Are People Who Follow a Vegan Diet Protected?
The claimant in Casamitjana v The League Against Cruel Sports referred to himself as an “ethical vegan.” Use of this descriptor is a recent development which has come about to distinguish people who hold the vegan conviction from people who may describe themselves as vegan because they follow a vegan diet, exclusively or some of the time. In fact Mr Casamitjana’s description of his veganism as the manifestation of his recognition that other animals are individual sentient beings who have the right to their own lives, and the right not to be used or killed by humans, is simply a description of veganism, dating back to the 1930’s and 40’s in the UK.
What of people who have adopted a vegan diet but who do not, or not yet, hold the moral conviction that is at the heart of the vegan philosophy? Legally, this remains an open question. To be able to rely on the human rights and equality laws applicable to people who hold protected beliefs, a person who follows a vegan diet but does not hold the moral conviction that we should not use or kill other animals would have to persuade a court or tribunal that their beliefs satisfy the applicable test: that they sincerely hold a fundamental belief that is cogent, serious, important, worthy of respect in a democratic society and not incompatible with the human rights of others, and that is why they follow a vegan diet. It must be a deeply held belief rather than an opinion as to a matter of fact. A recent tribunal decision in which the judge distinguished vegetarianism from veganism is an example of a claimant failing to convince a tribunal that their beliefs satisfy this test.

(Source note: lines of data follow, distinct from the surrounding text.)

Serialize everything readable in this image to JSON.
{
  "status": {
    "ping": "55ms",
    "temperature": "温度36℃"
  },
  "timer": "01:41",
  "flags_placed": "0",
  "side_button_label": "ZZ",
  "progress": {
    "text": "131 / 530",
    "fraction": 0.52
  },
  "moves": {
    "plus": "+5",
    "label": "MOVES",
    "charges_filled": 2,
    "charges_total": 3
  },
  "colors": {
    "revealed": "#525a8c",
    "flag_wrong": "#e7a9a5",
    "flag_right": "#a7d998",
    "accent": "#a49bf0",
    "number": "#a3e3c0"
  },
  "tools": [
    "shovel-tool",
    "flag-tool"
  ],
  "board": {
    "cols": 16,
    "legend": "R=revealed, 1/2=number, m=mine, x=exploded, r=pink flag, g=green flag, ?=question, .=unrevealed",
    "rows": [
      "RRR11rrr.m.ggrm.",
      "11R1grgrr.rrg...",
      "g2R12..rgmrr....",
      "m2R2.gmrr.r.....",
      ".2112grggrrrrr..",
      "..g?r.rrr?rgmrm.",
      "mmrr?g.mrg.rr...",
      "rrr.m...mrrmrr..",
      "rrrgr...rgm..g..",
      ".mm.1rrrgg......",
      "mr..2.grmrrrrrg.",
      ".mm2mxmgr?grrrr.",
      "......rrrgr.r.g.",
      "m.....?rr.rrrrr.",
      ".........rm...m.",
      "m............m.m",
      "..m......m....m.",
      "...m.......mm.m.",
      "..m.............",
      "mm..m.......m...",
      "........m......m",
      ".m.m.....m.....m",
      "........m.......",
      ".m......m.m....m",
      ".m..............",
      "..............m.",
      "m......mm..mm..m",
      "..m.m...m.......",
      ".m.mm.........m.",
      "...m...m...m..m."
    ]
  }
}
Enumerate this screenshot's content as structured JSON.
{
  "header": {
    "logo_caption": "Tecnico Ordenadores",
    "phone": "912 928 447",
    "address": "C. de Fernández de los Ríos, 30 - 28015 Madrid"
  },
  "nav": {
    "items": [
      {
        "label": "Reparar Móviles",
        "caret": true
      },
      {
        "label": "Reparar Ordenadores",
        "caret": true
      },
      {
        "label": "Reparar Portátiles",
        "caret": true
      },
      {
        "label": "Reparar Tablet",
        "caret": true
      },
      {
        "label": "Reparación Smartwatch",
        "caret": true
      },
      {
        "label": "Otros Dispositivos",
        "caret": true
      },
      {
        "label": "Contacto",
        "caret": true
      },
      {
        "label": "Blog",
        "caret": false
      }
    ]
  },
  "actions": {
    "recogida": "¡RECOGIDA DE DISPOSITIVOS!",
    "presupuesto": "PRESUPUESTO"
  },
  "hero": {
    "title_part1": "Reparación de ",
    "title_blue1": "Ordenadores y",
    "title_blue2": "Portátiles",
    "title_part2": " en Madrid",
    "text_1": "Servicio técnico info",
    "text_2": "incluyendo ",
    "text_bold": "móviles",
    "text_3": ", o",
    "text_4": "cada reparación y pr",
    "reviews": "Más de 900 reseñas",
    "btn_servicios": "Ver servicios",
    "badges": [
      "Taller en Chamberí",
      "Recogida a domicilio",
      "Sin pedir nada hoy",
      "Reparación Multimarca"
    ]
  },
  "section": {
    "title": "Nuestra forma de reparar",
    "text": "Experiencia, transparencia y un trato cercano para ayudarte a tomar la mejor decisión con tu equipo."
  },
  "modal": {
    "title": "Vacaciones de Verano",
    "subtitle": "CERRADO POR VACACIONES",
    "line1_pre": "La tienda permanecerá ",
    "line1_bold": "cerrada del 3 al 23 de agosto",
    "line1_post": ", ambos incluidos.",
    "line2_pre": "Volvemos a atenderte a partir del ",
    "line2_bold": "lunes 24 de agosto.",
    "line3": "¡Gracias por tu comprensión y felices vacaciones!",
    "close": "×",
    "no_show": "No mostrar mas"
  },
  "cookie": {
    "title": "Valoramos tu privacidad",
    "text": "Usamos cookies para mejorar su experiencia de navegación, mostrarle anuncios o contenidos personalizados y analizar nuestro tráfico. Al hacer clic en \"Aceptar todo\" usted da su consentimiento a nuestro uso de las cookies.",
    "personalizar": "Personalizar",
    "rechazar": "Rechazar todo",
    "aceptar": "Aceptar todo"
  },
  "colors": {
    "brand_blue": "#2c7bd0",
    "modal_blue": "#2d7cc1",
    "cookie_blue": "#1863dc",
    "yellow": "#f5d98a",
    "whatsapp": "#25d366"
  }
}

However, in practical terms it’s going to be cumbersome and time consuming to require individual employees or service-users to convincingly set out their vegan beliefs before provision is made for them. It would be advisable for employers and service providers to assume that they have vegan employees and service users, given the growing number of vegans in the UK, and recognise the risk of claims of discrimination, harassment and victimisation under the Equality Act if they do not provide. They would be well advised to take steps now to ensure that they are providing, and we set out below some of the steps it would be advisable for them to take.
Immediate Steps for Employers and Service Providers
|Food||ensure food suitable for vegans is provided whenever food is made available to staff or service users, in canteens, at meetings, events, functions, in vending machines etc, including plant milks and butters where appropriate. Quantity and quality ought to be comparable.|
|Clothing||ensure vegans are provided with suitable alternatives to uniforms made using animals (wool, leather, silk, feathers); consider phasing out animal materials so standard uniform is suitable for all.|
|Activities||ensure vegans are not excluded from events by avoiding activities using animals, such as the races, zoo, horse riding. Avoid activities involving animal use in classrooms.|
|Culture||minimise the risk of harassment claims by ensuring all staff and pupils are made aware of the true meaning of veganism and the need for respect and consideration for others.|
|Equalities||include veganism in equality and inclusivity policies and practices|
Using Your Vegan Rights
The coverage of this recent decision makes this a very good time to press for improvements in your workplace and from service providers, if you feel able to do so. We have template letters covering various situations which are intended to assist you in referencing your rights and pressing for provision. The letters cover employment, hospital, school and private service providers in the UK.
We provide much more detail on our Vegan Rights pages
If you have a situation you do not feel able to address yourself, or if you have taken it as far as you can, please contact our Barbara Bolton and we will do our best to assist: Barbara.firstname.lastname@example.org